      So I finally got a job at my dream hospital!! I am currently working there as a Patient Care Technician/ PCT. However, I will be leaving for PA school next year. I really want to return to this hospital and work as a PA! The problem is that getting a job at my hospital is super competitive. Is there a way for me to ensure/ increase my chances of getting a PA job in this facility in the future?
       
      (Also, what do you guys think of requesting a absense of leave instead of quitting? Can I be able to come back to the hospital to pursue a higher position?)

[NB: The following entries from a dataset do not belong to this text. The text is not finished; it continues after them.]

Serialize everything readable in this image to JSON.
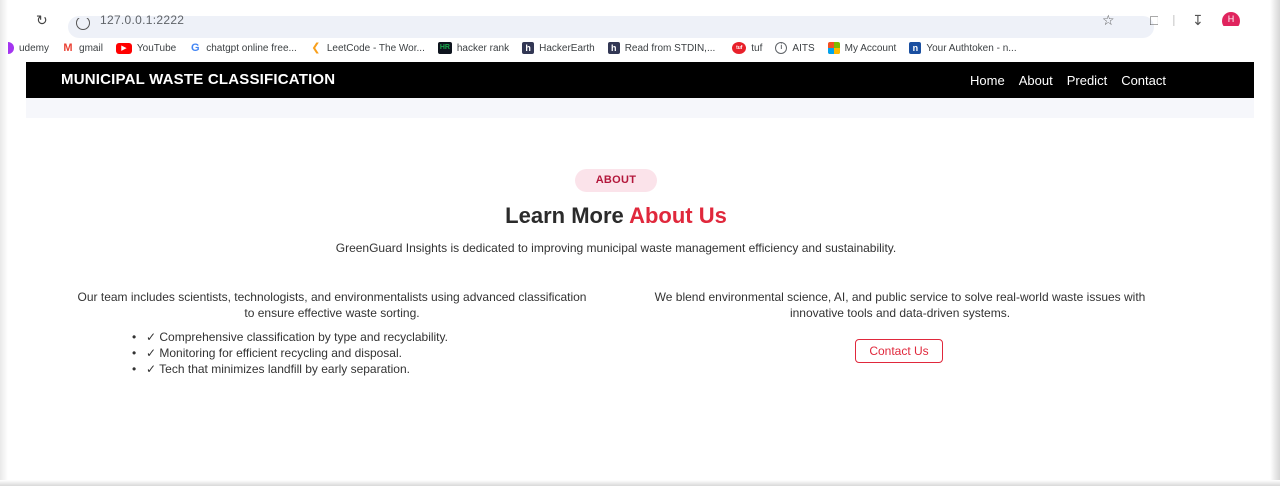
{
  "browser": {
    "url": "127.0.0.1:2222",
    "profile_initial": "H"
  },
  "bookmarks": [
    {
      "label": "udemy",
      "icon": "udemy-icon",
      "color": "#a435f0"
    },
    {
      "label": "gmail",
      "icon": "gmail-icon",
      "color": "#ea4335"
    },
    {
      "label": "YouTube",
      "icon": "youtube-icon",
      "color": "#ff0000"
    },
    {
      "label": "chatgpt online free...",
      "icon": "google-icon",
      "color": "#4285f4"
    },
    {
      "label": "LeetCode - The Wor...",
      "icon": "leetcode-icon",
      "color": "#f89f1b"
    },
    {
      "label": "hacker rank",
      "icon": "hackerrank-icon",
      "color": "#1ba94c"
    },
    {
      "label": "HackerEarth",
      "icon": "hackerearth-icon",
      "color": "#323754"
    },
    {
      "label": "Read from STDIN,...",
      "icon": "hackerearth-icon",
      "color": "#323754"
    },
    {
      "label": "tuf",
      "icon": "tuf-icon",
      "color": "#e8202a"
    },
    {
      "label": "AITS",
      "icon": "aits-icon",
      "color": "#5f6368"
    },
    {
      "label": "My Account",
      "icon": "microsoft-icon",
      "color": "#f25022"
    },
    {
      "label": "Your Authtoken - n...",
      "icon": "ngrok-icon",
      "color": "#1f1e37"
    }
  ],
  "navbar": {
    "brand": "MUNICIPAL WASTE CLASSIFICATION",
    "links": [
      "Home",
      "About",
      "Predict",
      "Contact"
    ]
  },
  "about": {
    "badge": "ABOUT",
    "heading_prefix": "Learn More ",
    "heading_accent": "About Us",
    "lead": "GreenGuard Insights is dedicated to improving municipal waste management efficiency and sustainability.",
    "left_text": "Our team includes scientists, technologists, and environmentalists using advanced classification to ensure effective waste sorting.",
    "features": [
      "✓ Comprehensive classification by type and recyclability.",
      "✓ Monitoring for efficient recycling and disposal.",
      "✓ Tech that minimizes landfill by early separation."
    ],
    "right_text": "We blend environmental science, AI, and public service to solve real-world waste issues with innovative tools and data-driven systems.",
    "contact_button": "Contact Us"
  },
  "colors": {
    "accent": "#e0283c",
    "navbar_bg": "#000000",
    "badge_bg": "#fbe3ea"
  }
}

      Thanks in advance!
    • By alexEMTprePA
      I’ve recently been offered a position as a dialysis tech in an outpatient center. I shadowed the other day and the staff seamed friendly. My main duties would be weighing patients, cannulating them and setting up the machines, drawing labs, and monitoring their vitals throughout treatment. This all would be under the supervisions of an RN. I would work 8 and 10 hour shifts. I was hoping someone who has worked as a dialysis tech or knows someone who has could give me feedback about their experiences. I do already have 2 years experience volunteering as an EMT-A on a fairly busy service and plan on continuing to do so.  
       
      I have also been invited to interview for a medical assistant position at an urgent care, but the interview is after the deadline to decide if I’m going to accept the dialysis position. 
       
      The pros I see in working as a dialysis tech: Getting to know my patients and their cases. Experience in the chronic disease side of medicine. 
       
      Cons: It’s could be repetitive work and I would really only learn about kidney disease.
    • By Kmlkmbl
      Hello,
      I am looking for realistic advice on becoming a surgical PA First Assist. I viewed similar topics within this forum but wanted a more personalized response. This will probably be a long post 😅.
      Here is a little about my background; I’m a 27yr old currently holding only my GED with a certification as a NA. I’ve worked as a CNA for 3years with 2.5 years working on a post surgical unit at my current hospital. I am transferring to sterile processing next month where I plan to work as I attend a CST program. 
      I thought this would be a good field to work in since I will be working directly with the surgical instruments and preparing the kits and trays for each surgery throughout the day. I also plan to obtain my CRST ( certified registered sterile technician) by taking the exam after some more experience on my new job. I originally wanted to go to school to be an OR Nurse or go for my CRNA but after being allowed to observe a few surgeries at work realized I’d rather be more hands on during procedures. My end goal then became wanting to be a first assist.  After speaking with a coworker currently waiting for admission to PA school about it, they suggested becoming a surgical PA. I’m already starting out so late in life... Is it a waste of time to go through the certification of becoming a Surgical Tech? Is it feasible to start a journey to PA so late? I want to be sure that surgery is for me and more than just an interest so figured being a Surgical Tech would help with my decision...I’ve already taken so many detours on the road to furthering my education. I don’t want to delay any further.
       
      I have also looked into the RNFA route but prefer the flexibility when it comes to specialties being a PA. 
       
      All feedback is welcome. Sorry for the long post, and Thanks in advance!
       
       
×
×
  • Create New...

Important Information

Welcome to the Physician Assistant Forum! This website uses cookies to ensure you get the best experience on our website. Learn More